__EXERCISE DETAILS__
Keep every line of the data below that has the string "object" and present those lines.

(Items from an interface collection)
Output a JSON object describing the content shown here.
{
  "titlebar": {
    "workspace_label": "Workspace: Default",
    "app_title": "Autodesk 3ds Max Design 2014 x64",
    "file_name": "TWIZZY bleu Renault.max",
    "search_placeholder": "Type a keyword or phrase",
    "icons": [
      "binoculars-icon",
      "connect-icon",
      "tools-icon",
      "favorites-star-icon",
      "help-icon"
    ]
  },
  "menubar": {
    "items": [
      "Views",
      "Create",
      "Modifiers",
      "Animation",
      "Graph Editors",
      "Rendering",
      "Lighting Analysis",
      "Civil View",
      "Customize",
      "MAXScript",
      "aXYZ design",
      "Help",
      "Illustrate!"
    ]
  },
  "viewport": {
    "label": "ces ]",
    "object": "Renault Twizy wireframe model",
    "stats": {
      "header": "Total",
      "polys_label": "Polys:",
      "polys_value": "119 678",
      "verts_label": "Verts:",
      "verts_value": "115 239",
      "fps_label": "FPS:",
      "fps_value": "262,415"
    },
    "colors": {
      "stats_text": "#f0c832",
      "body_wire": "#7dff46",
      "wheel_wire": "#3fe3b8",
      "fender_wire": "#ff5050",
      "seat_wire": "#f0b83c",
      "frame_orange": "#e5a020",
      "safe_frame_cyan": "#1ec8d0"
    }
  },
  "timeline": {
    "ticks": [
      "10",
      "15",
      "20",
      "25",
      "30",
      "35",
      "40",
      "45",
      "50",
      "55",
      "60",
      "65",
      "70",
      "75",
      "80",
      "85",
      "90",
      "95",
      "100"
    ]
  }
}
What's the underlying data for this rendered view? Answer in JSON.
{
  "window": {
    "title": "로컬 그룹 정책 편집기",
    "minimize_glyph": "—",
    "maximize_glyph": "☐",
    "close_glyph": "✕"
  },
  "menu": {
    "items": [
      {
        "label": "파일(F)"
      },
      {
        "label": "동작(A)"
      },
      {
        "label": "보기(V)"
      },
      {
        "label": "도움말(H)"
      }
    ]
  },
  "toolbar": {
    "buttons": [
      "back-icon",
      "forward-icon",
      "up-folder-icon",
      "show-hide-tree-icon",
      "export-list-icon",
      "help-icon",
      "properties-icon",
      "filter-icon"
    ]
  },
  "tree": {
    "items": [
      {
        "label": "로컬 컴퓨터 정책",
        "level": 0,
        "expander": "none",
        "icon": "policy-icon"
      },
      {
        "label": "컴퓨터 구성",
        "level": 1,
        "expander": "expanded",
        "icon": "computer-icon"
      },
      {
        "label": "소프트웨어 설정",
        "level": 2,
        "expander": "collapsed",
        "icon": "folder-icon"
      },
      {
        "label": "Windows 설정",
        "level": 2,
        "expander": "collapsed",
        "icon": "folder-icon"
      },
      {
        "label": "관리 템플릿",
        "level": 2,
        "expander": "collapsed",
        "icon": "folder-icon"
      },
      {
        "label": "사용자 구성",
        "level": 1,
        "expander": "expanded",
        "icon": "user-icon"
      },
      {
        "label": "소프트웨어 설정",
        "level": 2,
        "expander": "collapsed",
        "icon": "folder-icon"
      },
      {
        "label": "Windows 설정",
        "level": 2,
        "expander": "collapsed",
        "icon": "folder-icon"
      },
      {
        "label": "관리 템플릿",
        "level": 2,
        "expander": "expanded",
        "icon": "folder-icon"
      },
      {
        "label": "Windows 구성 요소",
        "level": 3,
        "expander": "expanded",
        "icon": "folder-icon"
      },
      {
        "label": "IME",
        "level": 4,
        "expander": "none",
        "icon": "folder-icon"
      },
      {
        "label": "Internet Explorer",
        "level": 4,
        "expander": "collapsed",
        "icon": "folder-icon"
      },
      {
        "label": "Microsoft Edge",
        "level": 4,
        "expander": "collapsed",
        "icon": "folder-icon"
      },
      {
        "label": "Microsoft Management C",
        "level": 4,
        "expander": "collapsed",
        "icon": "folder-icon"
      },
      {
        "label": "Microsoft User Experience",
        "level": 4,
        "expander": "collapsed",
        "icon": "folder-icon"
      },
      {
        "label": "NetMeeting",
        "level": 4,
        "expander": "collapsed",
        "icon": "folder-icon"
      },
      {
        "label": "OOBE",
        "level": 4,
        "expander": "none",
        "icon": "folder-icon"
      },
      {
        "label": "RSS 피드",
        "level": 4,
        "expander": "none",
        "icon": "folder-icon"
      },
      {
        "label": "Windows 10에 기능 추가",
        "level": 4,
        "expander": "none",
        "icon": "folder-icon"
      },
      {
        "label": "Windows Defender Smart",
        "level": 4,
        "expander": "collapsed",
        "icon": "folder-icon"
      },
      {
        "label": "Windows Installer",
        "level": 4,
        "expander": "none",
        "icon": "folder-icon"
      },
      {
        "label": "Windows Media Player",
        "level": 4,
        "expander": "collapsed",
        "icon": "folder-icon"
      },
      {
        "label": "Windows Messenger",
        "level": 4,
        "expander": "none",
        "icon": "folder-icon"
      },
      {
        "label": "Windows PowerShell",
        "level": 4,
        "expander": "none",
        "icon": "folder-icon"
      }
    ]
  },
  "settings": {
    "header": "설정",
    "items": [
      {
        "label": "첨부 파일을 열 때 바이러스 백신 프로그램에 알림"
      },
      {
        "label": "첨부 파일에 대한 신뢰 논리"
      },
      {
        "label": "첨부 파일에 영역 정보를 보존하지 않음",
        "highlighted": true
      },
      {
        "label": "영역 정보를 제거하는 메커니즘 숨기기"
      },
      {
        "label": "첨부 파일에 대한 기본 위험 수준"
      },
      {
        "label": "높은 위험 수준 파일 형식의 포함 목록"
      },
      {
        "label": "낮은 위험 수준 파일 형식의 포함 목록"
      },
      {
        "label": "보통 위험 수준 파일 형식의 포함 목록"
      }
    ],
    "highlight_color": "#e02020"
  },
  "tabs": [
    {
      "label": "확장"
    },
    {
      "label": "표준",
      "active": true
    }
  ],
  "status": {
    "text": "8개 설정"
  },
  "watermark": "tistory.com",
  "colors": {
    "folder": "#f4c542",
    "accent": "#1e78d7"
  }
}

__ANSWER SPACE__
Output a JSON object describing the content shown here.
    "object": "Renault Twizy wireframe model",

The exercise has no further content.